Copy out the data that comes next, character for character, and leave the images aside.

Web page and app entries
*** Begin section ***

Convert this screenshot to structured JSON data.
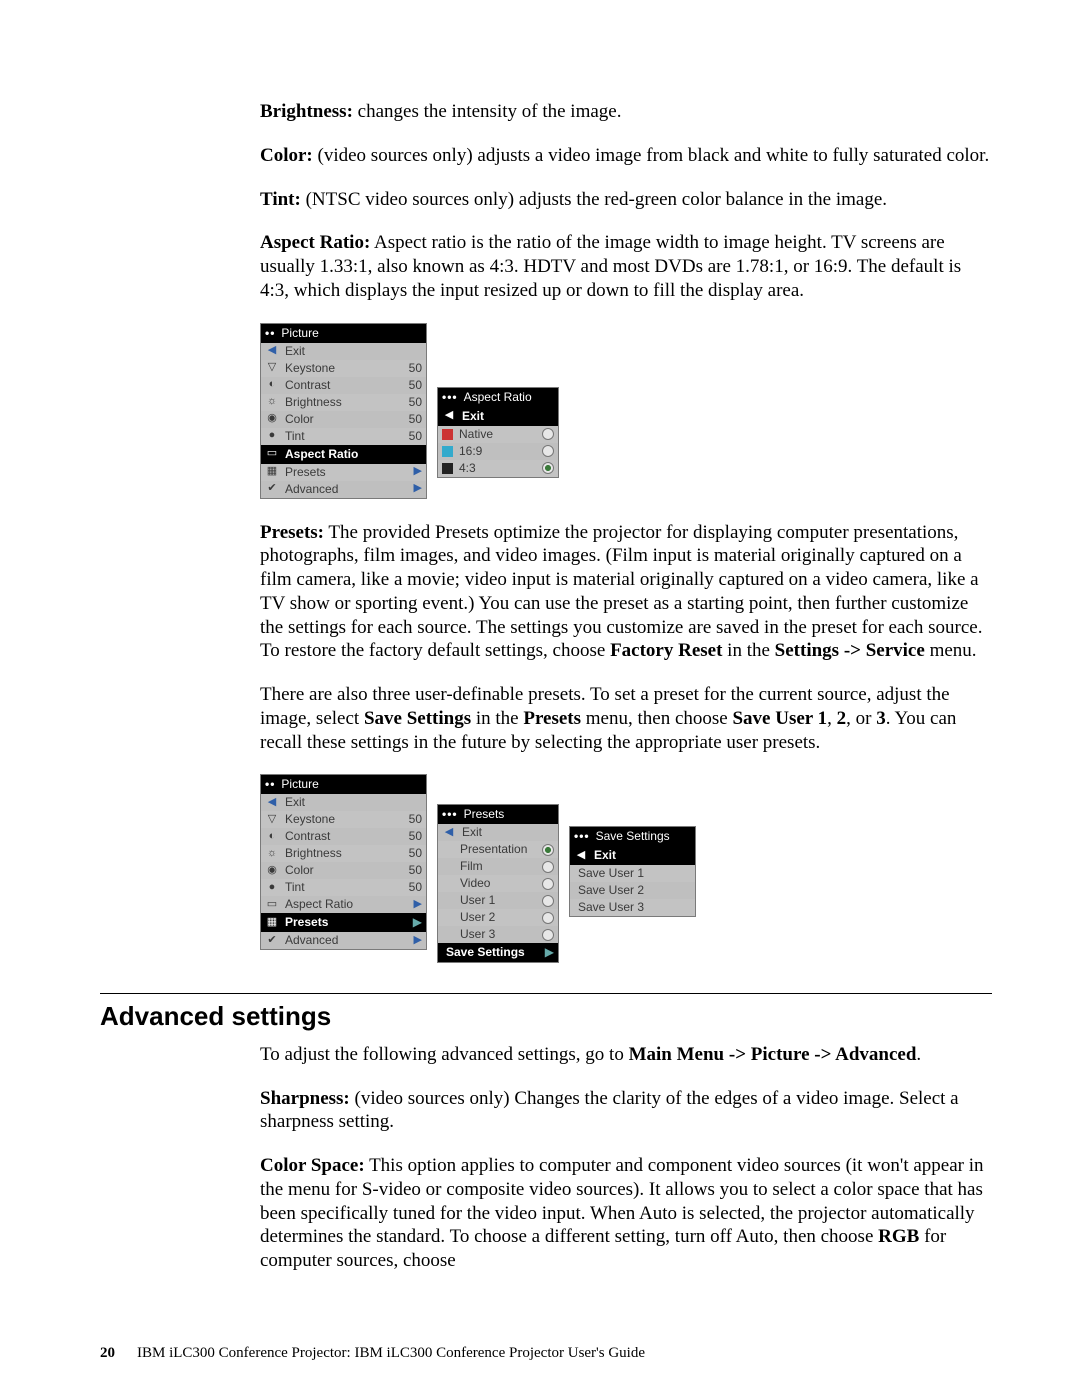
{
  "paragraphs": {
    "brightness_label": "Brightness:",
    "brightness_text": " changes the intensity of the image.",
    "color_label": "Color:",
    "color_text": " (video sources only) adjusts a video image from black and white to fully saturated color.",
    "tint_label": "Tint:",
    "tint_text": " (NTSC video sources only) adjusts the red-green color balance in the image.",
    "aspect_label": "Aspect Ratio:",
    "aspect_text": " Aspect ratio is the ratio of the image width to image height. TV screens are usually 1.33:1, also known as 4:3. HDTV and most DVDs are 1.78:1, or 16:9. The default is 4:3, which displays the input resized up or down to fill the display area.",
    "presets_label": "Presets:",
    "presets_text_a": " The provided Presets optimize the projector for displaying computer presentations, photographs, film images, and video images. (Film input is material originally captured on a film camera, like a movie; video input is material originally captured on a video camera, like a TV show or sporting event.) You can use the preset as a starting point, then further customize the settings for each source. The settings you customize are saved in the preset for each source. To restore the factory default settings, choose ",
    "presets_bold_a": "Factory Reset",
    "presets_text_b": " in the ",
    "presets_bold_b": "Settings -> Service",
    "presets_text_c": " menu.",
    "user_presets_a": "There are also three user-definable presets. To set a preset for the current source, adjust the image, select ",
    "user_presets_bold_a": "Save Settings",
    "user_presets_b": " in the ",
    "user_presets_bold_b": "Presets",
    "user_presets_c": " menu, then choose ",
    "user_presets_bold_c": "Save User 1",
    "user_presets_d": ", ",
    "user_presets_bold_d": "2",
    "user_presets_e": ", or ",
    "user_presets_bold_e": "3",
    "user_presets_f": ". You can recall these settings in the future by selecting the appropriate user presets."
  },
  "section2": {
    "title": "Advanced settings",
    "intro_a": "To adjust the following advanced settings, go to ",
    "intro_bold": "Main Menu -> Picture -> Advanced",
    "intro_b": ".",
    "sharpness_label": "Sharpness:",
    "sharpness_text": " (video sources only) Changes the clarity of the edges of a video image. Select a sharpness setting.",
    "colorspace_label": "Color Space:",
    "colorspace_text_a": " This option applies to computer and component video sources (it won't appear in the menu for S-video or composite video sources). It allows you to select a color space that has been specifically tuned for the video input. When Auto is selected, the projector automatically determines the standard. To choose a different setting, turn off Auto, then choose ",
    "colorspace_bold": "RGB",
    "colorspace_text_b": " for computer sources, choose"
  },
  "osd1": {
    "picture_header": "Picture",
    "items": {
      "exit": "Exit",
      "keystone": "Keystone",
      "contrast": "Contrast",
      "brightness": "Brightness",
      "color": "Color",
      "tint": "Tint",
      "aspect": "Aspect Ratio",
      "presets": "Presets",
      "advanced": "Advanced"
    },
    "vals": {
      "keystone": "50",
      "contrast": "50",
      "brightness": "50",
      "color": "50",
      "tint": "50"
    },
    "aspect_header": "Aspect Ratio",
    "aspect_items": {
      "exit": "Exit",
      "native": "Native",
      "r169": "16:9",
      "r43": "4:3"
    }
  },
  "osd2": {
    "picture_header": "Picture",
    "items": {
      "exit": "Exit",
      "keystone": "Keystone",
      "contrast": "Contrast",
      "brightness": "Brightness",
      "color": "Color",
      "tint": "Tint",
      "aspect": "Aspect Ratio",
      "presets": "Presets",
      "advanced": "Advanced"
    },
    "vals": {
      "keystone": "50",
      "contrast": "50",
      "brightness": "50",
      "color": "50",
      "tint": "50"
    },
    "presets_header": "Presets",
    "presets_items": {
      "exit": "Exit",
      "presentation": "Presentation",
      "film": "Film",
      "video": "Video",
      "user1": "User 1",
      "user2": "User 2",
      "user3": "User 3",
      "save": "Save Settings"
    },
    "save_header": "Save Settings",
    "save_items": {
      "exit": "Exit",
      "s1": "Save User 1",
      "s2": "Save User 2",
      "s3": "Save User 3"
    }
  },
  "footer": {
    "page": "20",
    "text": "IBM iLC300 Conference Projector: IBM iLC300 Conference Projector User's Guide"
  },
  "glyphs": {
    "tri_left": "◀",
    "tri_right": "▶",
    "dots2": "••",
    "dots3": "•••"
  }
}
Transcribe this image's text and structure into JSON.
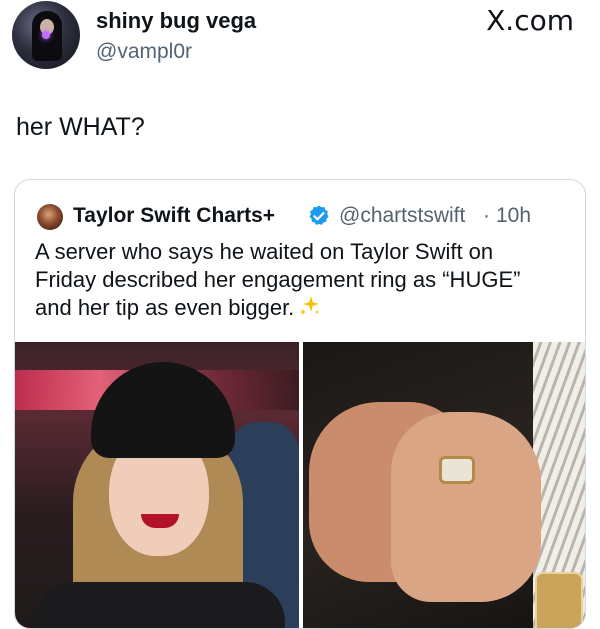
{
  "post": {
    "display_name": "shiny bug vega",
    "handle": "@vampl0r",
    "watermark": "X.com",
    "text": "her WHAT?"
  },
  "quote": {
    "author": "Taylor Swift Charts+",
    "verified_icon": "verified-badge-icon",
    "handle": "@chartstswift",
    "separator": "·",
    "time": "10h",
    "lines": [
      "A server who says he waited on Taylor Swift on",
      "Friday described her engagement ring as “HUGE”",
      "and her tip as even bigger."
    ],
    "emoji": "sparkles-icon"
  },
  "colors": {
    "text": "#0f1419",
    "muted": "#536471",
    "verified": "#1d9bf0",
    "border": "#cfd9de"
  }
}
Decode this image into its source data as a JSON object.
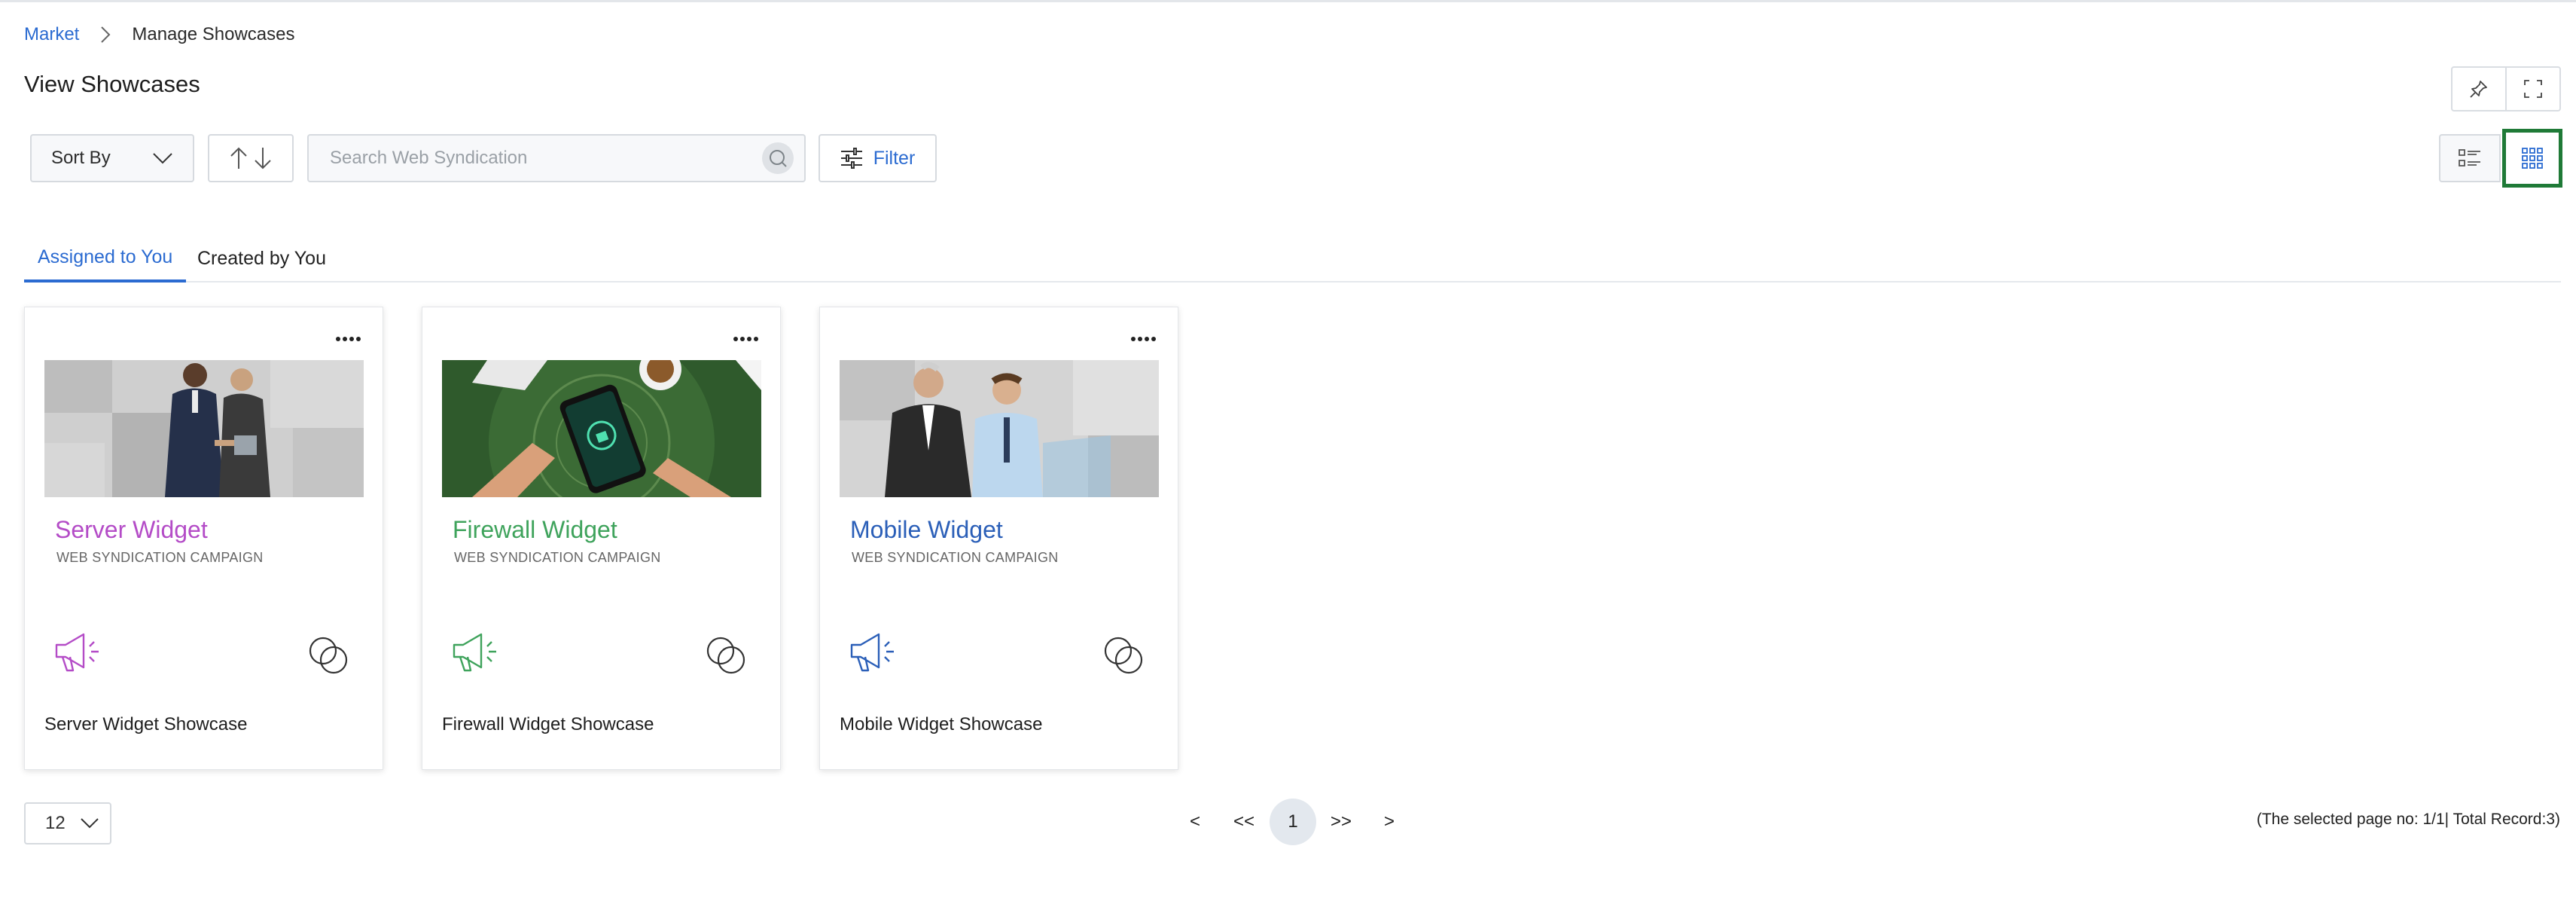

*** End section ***

▸ SOLUTION TO THE EXERCISE:
Convert this screenshot to structured JSON data.
{
  "paragraphs": {
    "brightness_label": "Brightness:",
    "brightness_text": " changes the intensity of the image.",
    "color_label": "Color:",
    "color_text": " (video sources only) adjusts a video image from black and white to fully saturated color.",
    "tint_label": "Tint:",
    "tint_text": " (NTSC video sources only) adjusts the red-green color balance in the image.",
    "aspect_label": "Aspect Ratio:",
    "aspect_text": " Aspect ratio is the ratio of the image width to image height. TV screens are usually 1.33:1, also known as 4:3. HDTV and most DVDs are 1.78:1, or 16:9. The default is 4:3, which displays the input resized up or down to fill the display area.",
    "presets_label": "Presets:",
    "presets_text_a": " The provided Presets optimize the projector for displaying computer presentations, photographs, film images, and video images. (Film input is material originally captured on a film camera, like a movie; video input is material originally captured on a video camera, like a TV show or sporting event.) You can use the preset as a starting point, then further customize the settings for each source. The settings you customize are saved in the preset for each source. To restore the factory default settings, choose ",
    "presets_bold_a": "Factory Reset",
    "presets_text_b": " in the ",
    "presets_bold_b": "Settings -> Service",
    "presets_text_c": " menu.",
    "user_presets_a": "There are also three user-definable presets. To set a preset for the current source, adjust the image, select ",
    "user_presets_bold_a": "Save Settings",
    "user_presets_b": " in the ",
    "user_presets_bold_b": "Presets",
    "user_presets_c": " menu, then choose ",
    "user_presets_bold_c": "Save User 1",
    "user_presets_d": ", ",
    "user_presets_bold_d": "2",
    "user_presets_e": ", or ",
    "user_presets_bold_e": "3",
    "user_presets_f": ". You can recall these settings in the future by selecting the appropriate user presets."
  },
  "section2": {
    "title": "Advanced settings",
    "intro_a": "To adjust the following advanced settings, go to ",
    "intro_bold": "Main Menu -> Picture -> Advanced",
    "intro_b": ".",
    "sharpness_label": "Sharpness:",
    "sharpness_text": " (video sources only) Changes the clarity of the edges of a video image. Select a sharpness setting.",
    "colorspace_label": "Color Space:",
    "colorspace_text_a": " This option applies to computer and component video sources (it won't appear in the menu for S-video or composite video sources). It allows you to select a color space that has been specifically tuned for the video input. When Auto is selected, the projector automatically determines the standard. To choose a different setting, turn off Auto, then choose ",
    "colorspace_bold": "RGB",
    "colorspace_text_b": " for computer sources, choose"
  },
  "osd1": {
    "picture_header": "Picture",
    "items": {
      "exit": "Exit",
      "keystone": "Keystone",
      "contrast": "Contrast",
      "brightness": "Brightness",
      "color": "Color",
      "tint": "Tint",
      "aspect": "Aspect Ratio",
      "presets": "Presets",
      "advanced": "Advanced"
    },
    "vals": {
      "keystone": "50",
      "contrast": "50",
      "brightness": "50",
      "color": "50",
      "tint": "50"
    },
    "aspect_header": "Aspect Ratio",
    "aspect_items": {
      "exit": "Exit",
      "native": "Native",
      "r169": "16:9",
      "r43": "4:3"
    }
  },
  "osd2": {
    "picture_header": "Picture",
    "items": {
      "exit": "Exit",
      "keystone": "Keystone",
      "contrast": "Contrast",
      "brightness": "Brightness",
      "color": "Color",
      "tint": "Tint",
      "aspect": "Aspect Ratio",
      "presets": "Presets",
      "advanced": "Advanced"
    },
    "vals": {
      "keystone": "50",
      "contrast": "50",
      "brightness": "50",
      "color": "50",
      "tint": "50"
    },
    "presets_header": "Presets",
    "presets_items": {
      "exit": "Exit",
      "presentation": "Presentation",
      "film": "Film",
      "video": "Video",
      "user1": "User 1",
      "user2": "User 2",
      "user3": "User 3",
      "save": "Save Settings"
    },
    "save_header": "Save Settings",
    "save_items": {
      "exit": "Exit",
      "s1": "Save User 1",
      "s2": "Save User 2",
      "s3": "Save User 3"
    }
  },
  "footer": {
    "page": "20",
    "text": "IBM iLC300 Conference Projector: IBM iLC300 Conference Projector User's Guide"
  },
  "glyphs": {
    "tri_left": "◀",
    "tri_right": "▶",
    "dots2": "••",
    "dots3": "•••"
  }
}
Transcribe this image's text and structure into JSON.
{
  "post": {
    "display_name": "shiny bug vega",
    "handle": "@vampl0r",
    "watermark": "X.com",
    "text": "her WHAT?"
  },
  "quote": {
    "author": "Taylor Swift Charts+",
    "verified_icon": "verified-badge-icon",
    "handle": "@chartstswift",
    "separator": "·",
    "time": "10h",
    "lines": [
      "A server who says he waited on Taylor Swift on",
      "Friday described her engagement ring as “HUGE”",
      "and her tip as even bigger."
    ],
    "emoji": "sparkles-icon"
  },
  "colors": {
    "text": "#0f1419",
    "muted": "#536471",
    "verified": "#1d9bf0",
    "border": "#cfd9de"
  }
}
Decode this image into its source data as a JSON object.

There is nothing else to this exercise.